Above: getting started video showing how to use our menu library with Arduino. Link to the Getting started with tcMenu Slides (from youtube video). TcMenu is a complete menu solution for Arduino and mbed platforms that supports a wide range of input / display devices, and can be remotely controlled using embedCONTROL or using our Java Remote API on supported hardware. This page walks you through using tcMenu Designer to design and build an embedded application.
Timed blink is a version of well known Arduino blink example that is shipped with the standard IDE, but is redesigned to use the Abstraction and timer library. Example circuit for the code is exactly the same a blink, and if you use the inbuilt LED pin (which it does by default) then there’s no need to build any circuit whatsoever. Instead of using delay() calls to set the duration of the led flash, it uses the task management library to schedule a task.
Using the LEDDisplay library LEDDisplay is an easy to use library that makes light work of multi-digit 7segment displays. If you need help building the circuit or understanding the concepts, then refer to this guide: Arduino multiple digit, 7 segment display tutorial. Answering questions and getting help Get help from the community forum for LEDDisplay, or use the help widget (on the right) to contact us about commercial support on LEDDisplay Setting up the LEDDisplay library Before using any methods from the library, and usually in the global scope (outside of any function) you need to include the header file and initialise the library.
From TcMenu 2.0 onwards all display plugins except Uno are customized using themes and render using properties and grids. For these renderers you can override the way that they draw in several ways. Firstly, lets start with a discussion of what’s possible. Firstly, icons can be used in place of actionable items, they are setup on a per menu-item basis. The colors, padding, orientation, and font for a menu item are now customisable at three levels: Default, Sub-menu, Item.
Setting up IO devices has been made much easier as of V2.2 of the designer software. you can now directly edit the IO expander configurations directly within tcMenu. When we discuss IO devices we are talking about IoAbstractionRef objects that refer to either device pins, or any other device such as I2C expanders or shift registers from the IoAbstraction library. In order to manage the IO Expanders that are available within a project you can do so from the Code menu -> Show Io Expanders.
IoAbstraction EEPROM support can be integrated into your menu application, it can be used to load and store menu item values, authentication and also choice menu items that are using EEPROM storage. Menu Manager makes it very easy to save values to EEPROM between runs. Each menu item can optionally have a storage point in the EEPROM area (-1 / 0xffff means not stored). Any items that have a valid EEPROM address will be persisted upon calling the save function on menuMgr, and similarly, will be read back by calling load.
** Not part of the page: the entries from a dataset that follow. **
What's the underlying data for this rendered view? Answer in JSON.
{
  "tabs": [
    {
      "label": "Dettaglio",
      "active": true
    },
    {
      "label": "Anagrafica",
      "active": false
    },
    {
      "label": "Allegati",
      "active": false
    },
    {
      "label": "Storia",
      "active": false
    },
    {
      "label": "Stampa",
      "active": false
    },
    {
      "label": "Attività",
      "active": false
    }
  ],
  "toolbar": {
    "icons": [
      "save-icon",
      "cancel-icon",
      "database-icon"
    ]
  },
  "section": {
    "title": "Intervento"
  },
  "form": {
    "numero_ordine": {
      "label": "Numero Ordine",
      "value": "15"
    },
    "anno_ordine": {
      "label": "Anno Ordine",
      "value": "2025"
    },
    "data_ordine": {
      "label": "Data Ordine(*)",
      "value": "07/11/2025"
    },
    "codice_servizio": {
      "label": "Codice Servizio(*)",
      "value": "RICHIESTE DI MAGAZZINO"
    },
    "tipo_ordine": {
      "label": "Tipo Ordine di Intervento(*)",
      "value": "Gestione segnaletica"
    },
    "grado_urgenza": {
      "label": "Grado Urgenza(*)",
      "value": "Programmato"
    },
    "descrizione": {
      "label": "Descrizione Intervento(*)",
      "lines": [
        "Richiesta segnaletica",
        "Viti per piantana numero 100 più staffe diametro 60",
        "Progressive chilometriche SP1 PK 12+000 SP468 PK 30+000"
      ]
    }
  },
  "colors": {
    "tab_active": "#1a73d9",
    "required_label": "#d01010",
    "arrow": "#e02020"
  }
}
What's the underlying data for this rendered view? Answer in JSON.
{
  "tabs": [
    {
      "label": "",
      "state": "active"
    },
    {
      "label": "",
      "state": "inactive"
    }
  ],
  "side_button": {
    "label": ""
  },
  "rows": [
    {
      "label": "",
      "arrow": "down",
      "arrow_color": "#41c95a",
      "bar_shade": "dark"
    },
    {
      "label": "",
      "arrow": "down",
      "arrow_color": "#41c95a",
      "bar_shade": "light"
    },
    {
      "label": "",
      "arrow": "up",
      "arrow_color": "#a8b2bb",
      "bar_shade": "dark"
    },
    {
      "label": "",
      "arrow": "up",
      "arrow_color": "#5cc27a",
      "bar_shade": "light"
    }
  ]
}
You can secure both sub-menu items and remote connections using an Authenticator. In summary, when an authenticator is present on menuMgr any attempt to show a secure sub menu will result in a dialog asking for the pin; only proceeding to display the sub menu if the pin matches the on in authenticator. In addition, all remote/IoT connections will only be allowed if the authenticator approves the connection. An example of the secure sub-menu pin entry screen is below:
IoAbstraction 2.0 onwards has core I2C/Wire functionality provided by several functions, these abstract the use of I2C over Arduino and mbed, and over time the implementation of these will be improved, such that asynchronous behaviour will be possible on certain boards. Prior to 2.0, we had conditional I2C code scattered around the project, but now nearly all such functionality is separated out by platform, and sometimes even by board, we’ve made this available through the API, so you can use it too.
IoAbstraction contains a very simple collection that is relatively lightweight and works on a wide range of boards. It is a btree list that provides ordering and list storage. It works on anything from Arduino Uno upwards! It’s memory usage is very configurable, and the way it resizes arrays is also configurable too. You can set the initial size if you know how many items to expect, and do not wish for it to resize, or you can rely on platform defaults, for more general purpose cases.
TcMenu allows you to take over the display from the renderer very easily, once you own the display, you will be called back at regular intervals by the rendering class, and it is your responsibility to update the display at this time (if there are changes that require redrawing). You should never update the screen outside of these callbacks, as doing so would interfere with TcMenu rendering. There are two choices in this case, a functional approach based on providing a callback function, or an object oriented approach, where you provide an extension of CustomDrawing to the renderer.